November 16, 2011 · Leave a Comment
Picture this: it is the end of the year and bonuses are being arranged for employees of a multibillion dollar, multinational company. The CEO has worked hard to get where he is, and has managed to increased profits this quarter by a satisfying percentage. There is money to spare, and he feels that is his doing – so does he get that million-dollar end of the year bonus, a miniscule percentage of the overall profits?
This brings into question business ethics, and is the story that most Americans feel they are all too familiar with after the 2008 stock market crash and the subsequent Great Recession. While the blue-collar worker is getting laid off or suffering pay cuts he sees the head honchos in his company get million-dollar paychecks.
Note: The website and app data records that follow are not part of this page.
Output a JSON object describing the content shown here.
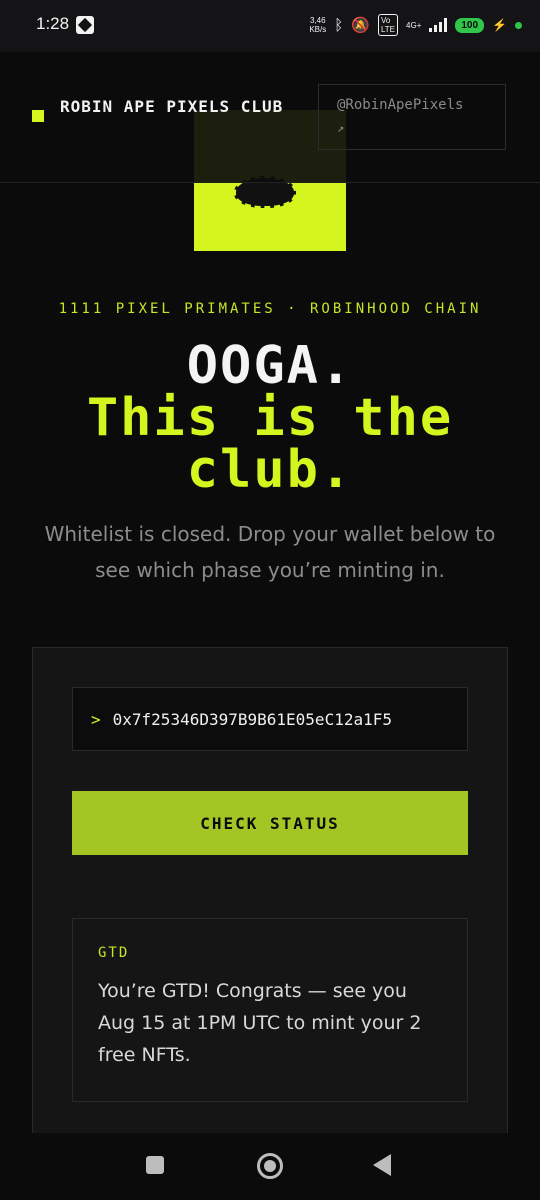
{
  "status_bar": {
    "time": "1:28",
    "net_speed": "3,46\nKB/s",
    "volte": "Vo\nLTE",
    "network": "4G+",
    "battery": "100"
  },
  "header": {
    "brand": "ROBIN APE PIXELS CLUB",
    "handle": "@RobinApePixels",
    "handle_arrow": "↗"
  },
  "hero": {
    "kicker": "1111 PIXEL PRIMATES · ROBINHOOD CHAIN",
    "title_line1": "OOGA.",
    "title_line2": "This is the",
    "title_line3": "club.",
    "lead": "Whitelist is closed. Drop your wallet below to see which phase you’re minting in."
  },
  "form": {
    "prompt": ">",
    "wallet_value": "0x7f25346D397B9B61E05eC12a1F5",
    "check_label": "CHECK STATUS"
  },
  "result": {
    "tag": "GTD",
    "message": "You’re GTD! Congrats — see you Aug 15 at 1PM UTC to mint your 2 free NFTs."
  },
  "colors": {
    "accent": "#d5f51f",
    "button": "#a3c624",
    "background": "#0b0b0c"
  }
}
According to many, the downfall of the economy can be traced back to these big-time business tycoons quarreling over salaries rather than thinking about the good of the country and their employees.
Business Ethics Reemphasized in Business Schools
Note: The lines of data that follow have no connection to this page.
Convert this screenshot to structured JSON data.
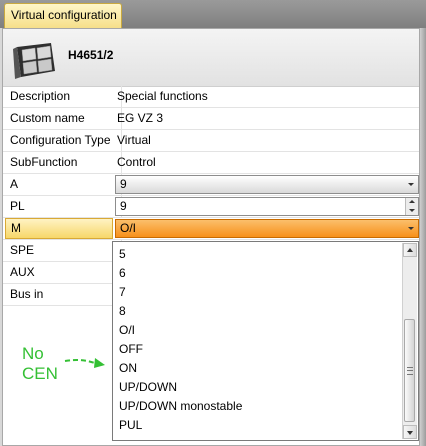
{
  "tab": {
    "label": "Virtual configuration"
  },
  "device": {
    "code": "H4651/2",
    "icon": "keypad-module-icon"
  },
  "properties": [
    {
      "label": "Description",
      "value": "Special functions",
      "kind": "text"
    },
    {
      "label": "Custom name",
      "value": " EG VZ 3",
      "kind": "text"
    },
    {
      "label": "Configuration Type",
      "value": "Virtual",
      "kind": "text"
    },
    {
      "label": "SubFunction",
      "value": "Control",
      "kind": "text"
    },
    {
      "label": "A",
      "value": "9",
      "kind": "combo"
    },
    {
      "label": "PL",
      "value": "9",
      "kind": "spinner"
    },
    {
      "label": "M",
      "value": "O/I",
      "kind": "combo-active"
    },
    {
      "label": "SPE",
      "value": "",
      "kind": "text"
    },
    {
      "label": "AUX",
      "value": "",
      "kind": "text"
    },
    {
      "label": "Bus in",
      "value": "",
      "kind": "text"
    }
  ],
  "dropdown": {
    "options": [
      "5",
      "6",
      "7",
      "8",
      "O/I",
      "OFF",
      "ON",
      "UP/DOWN",
      "UP/DOWN monostable",
      "PUL"
    ]
  },
  "annotation": {
    "line1": "No",
    "line2": "CEN",
    "color": "#35c035"
  },
  "colors": {
    "accent_orange": "#f7901a",
    "tab_yellow": "#f6df8a"
  }
}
This has many business schools taking heat over whether their lack of instruction in business ethics is a major flaw in the MBA curriculum, and the business schools are responding. According to a survey by Aspen Institute’s Beyond Grey Pinstripes, the number of business schools offering courses in ethics and reemphasizing ethics in their curriculum went from 34 percent to 79 percent in ten years, from 2001 and 2011. Some remain suspicious of the schools, unsure of the intentions of the changes.
The change, however, is significant enough to indicate a change in attitude. The Wall Street Journal reported that Harvard business school decided to reemphasize ethics in order to revamp its image as a place only for networking and money-hungry ambitions, and other schools are following their lead.
Will This Fix Business?
The real question is whether or not this will actually “fix” the upper echelons of corporate business, and in doing so, “fix” the way our economy is run. Most admit that teaching more ethics in business school is not the end-all and be-all solution to the economic crisis. However, educating business students on ethics is certainly a step in the right direction. Additionally, if the teaching methodology of ethics undergoes changes, such as making it into a more practical, rather than philosophical, discussion, students will get even more out of the study.